Getting To Know Seasonal Affective Disorder (SAD)
Once thought to be “merely” the winter blues, SAD is now diagnosed as a real depression. It is a depressive disorder that happens only at a specific time of year (usually winter, though for some people, summer is their low point.)
Citation: The U.S. National Library of Medicine.
Some people experience a serious mood change when the seasons change. They may sleep too much, have little energy, and may also feel depressed. Though symptoms can be severe, they usually clear up.
The Mayo Clinic also lists the following symptoms specifically related to fall and winter disorders:
- Tiredness or low energy.
- Problems getting along with other people.
- Hypersensitivity to rejection.
- Heavy, "leaden" feeling in the arms or legs.
- Appetite changes, especially a craving for foods high in carbohydrates.
- Weight gain.
While the causes for seasonal affective disorder are not entirely known, there is a higher prevalence of SAD diagnoses in more northern climes, indicating that less sunlight is large factor.
Also, if you have had a bout of anxiety or depression in the past, you are at a higher likelihood of developing SAD. Women seem to be affected more than men, too, for reasons not entirely understood.
It is thought that the lack of sunlight causes a drop in serotonin in the body, which means less of our “feeling good” hormones circulating. In addition, it is possible that our Circadian rhythms become disturbed by the lack of sunlight, and, like animals, we feel the need to hibernate more.
Gaining Relief From Seasonal Affective Disorder: Techniques That Can Help, Solve Problems, And Reduce Affects Of SAD
Of course, our modern lifestyles don’t allow us to completely shut down during winter and burrow in. But many people have found relief with some of the following:
- Light Boxes or Light Therapy: these are generally the most recommended products for SAD. By sitting a few feet away from a light box every day (and thereby absorbing more Vitamin D and light), you may find some relief. As there are no side effects and this is generally well-tolerated, it is one of the first treatments to look into.

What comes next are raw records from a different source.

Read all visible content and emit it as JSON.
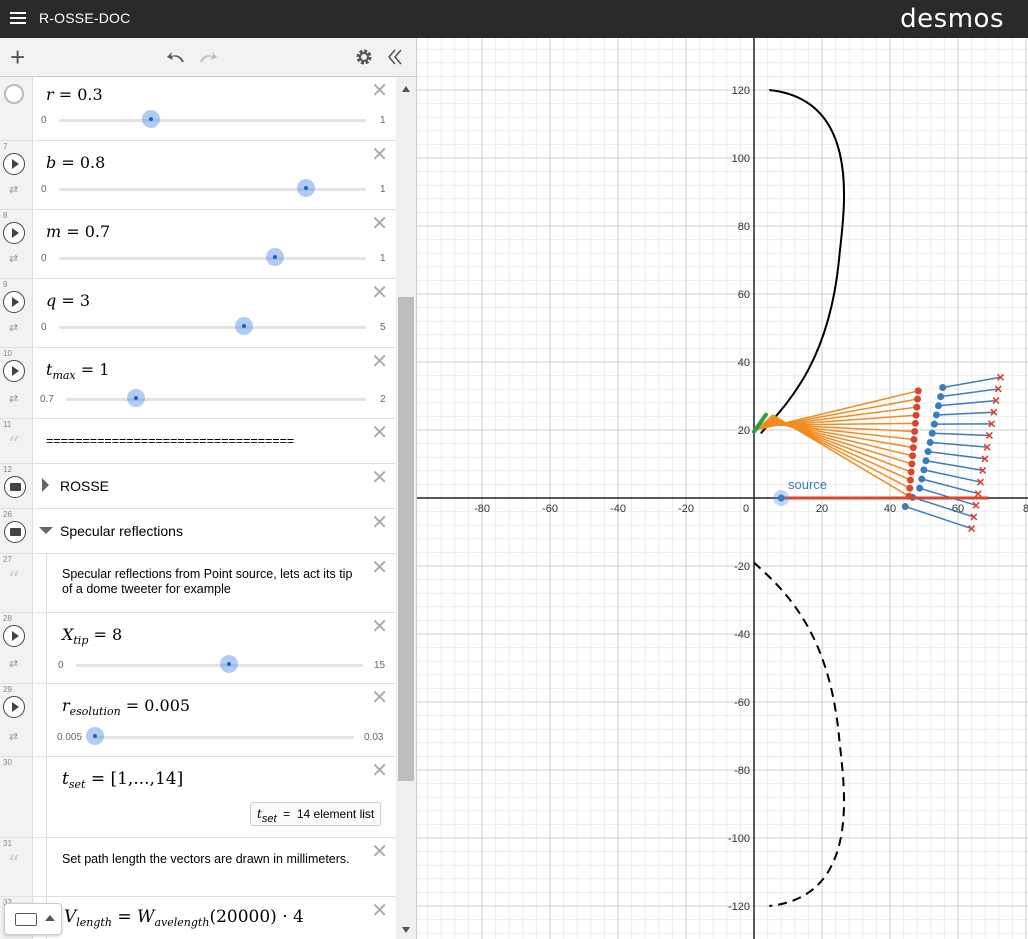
{
  "app": {
    "title": "R-OSSE-DOC",
    "logo": "desmos"
  },
  "expressions": [
    {
      "index": "6",
      "name": "r",
      "value": "0.3",
      "min": "0",
      "max": "1",
      "frac": 0.3
    },
    {
      "index": "7",
      "name": "b",
      "value": "0.8",
      "min": "0",
      "max": "1",
      "frac": 0.8
    },
    {
      "index": "8",
      "name": "m",
      "value": "0.7",
      "min": "0",
      "max": "1",
      "frac": 0.7
    },
    {
      "index": "9",
      "name": "q",
      "value": "3",
      "min": "0",
      "max": "5",
      "frac": 0.6
    },
    {
      "index": "10",
      "name": "t",
      "sub": "max",
      "value": "1",
      "min": "0.7",
      "max": "2",
      "frac": 0.23
    }
  ],
  "divider": {
    "index": "11",
    "text": "=================================="
  },
  "folders": [
    {
      "index": "12",
      "label": "ROSSE"
    },
    {
      "index": "26",
      "label": "Specular reflections"
    }
  ],
  "note1": {
    "index": "27",
    "text": "Specular reflections from Point source, lets act its tip of a dome tweeter for example"
  },
  "xtip": {
    "index": "28",
    "name": "X",
    "sub": "tip",
    "value": "8",
    "min": "0",
    "max": "15",
    "frac": 0.533
  },
  "resolution": {
    "index": "29",
    "name": "r",
    "sub": "esolution",
    "value": "0.005",
    "min": "0.005",
    "max": "0.03",
    "frac": 0.0
  },
  "tset": {
    "index": "30",
    "name": "t",
    "sub": "set",
    "expr": "[1,...,14]",
    "result_sub": "set",
    "result": "14 element list"
  },
  "note2": {
    "index": "31",
    "text": "Set path length the vectors are drawn in millimeters."
  },
  "vlength": {
    "index": "32",
    "lhs_sub": "length",
    "rhs": "W",
    "rhs_sub": "avelength",
    "arg": "(20000)",
    "tail": "· 4"
  },
  "graph": {
    "x_ticks": [
      "-80",
      "-60",
      "-40",
      "-20",
      "0",
      "20",
      "40",
      "60",
      "8"
    ],
    "y_ticks": [
      "120",
      "100",
      "80",
      "60",
      "40",
      "20",
      "-20",
      "-40",
      "-60",
      "-80",
      "-100",
      "-120"
    ],
    "source_label": "source",
    "colors": {
      "orange": "#f28b20",
      "red": "#d9462f",
      "blue": "#3b7bbf",
      "green": "#2e9e43",
      "black": "#000000"
    }
  }
}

- Vitamin D: Some research has shown that a lack of vitamin D may contribute to seasonal depression. Health expert Dr. Weil recommends that “everyone take a daily supplement of 2,000 IU but notes that higher doses of vitamin D may be needed to effectively treat SAD.”
- Aerobic exercise: one of the easiest ways to remedy SAD is exercising for thirty minutes a day. Brisk walking counts! Of course, it can be tough to find the energy for this when suffering from depression, but your body and your mind will thank you for it.
- Limit or eliminate screen time in the evenings, if possible. Studies have shown that viewing bright screens at night, or any type of artificial lights, can affect our sleep. Our bodies were built to go to sleep when it’s dark outside, and by staying up late to watch an illuminated screen, we risk upsetting our natural rhythms (to our detriment).
If you have tried some of these tips, or even if you have not, it might also help to talk to a professional who is skilled in handling depression and seasonal disorders.
A good psychotherapist can recommend the best strategies for taking care of obstacles – both physical and mental – that may be blocking our health.
In addition, a therapist can work to understand the underlying concerns that many of us have, as depression usually has more than just one cause.
At Nassau Guidance, we work with each person on an individual basis to determine the best strategy and care. We take care to help you on your terms, and to assess each person’s unique needs. We have many years of experience in helping others to find their best possible health, and hope that you will reach out.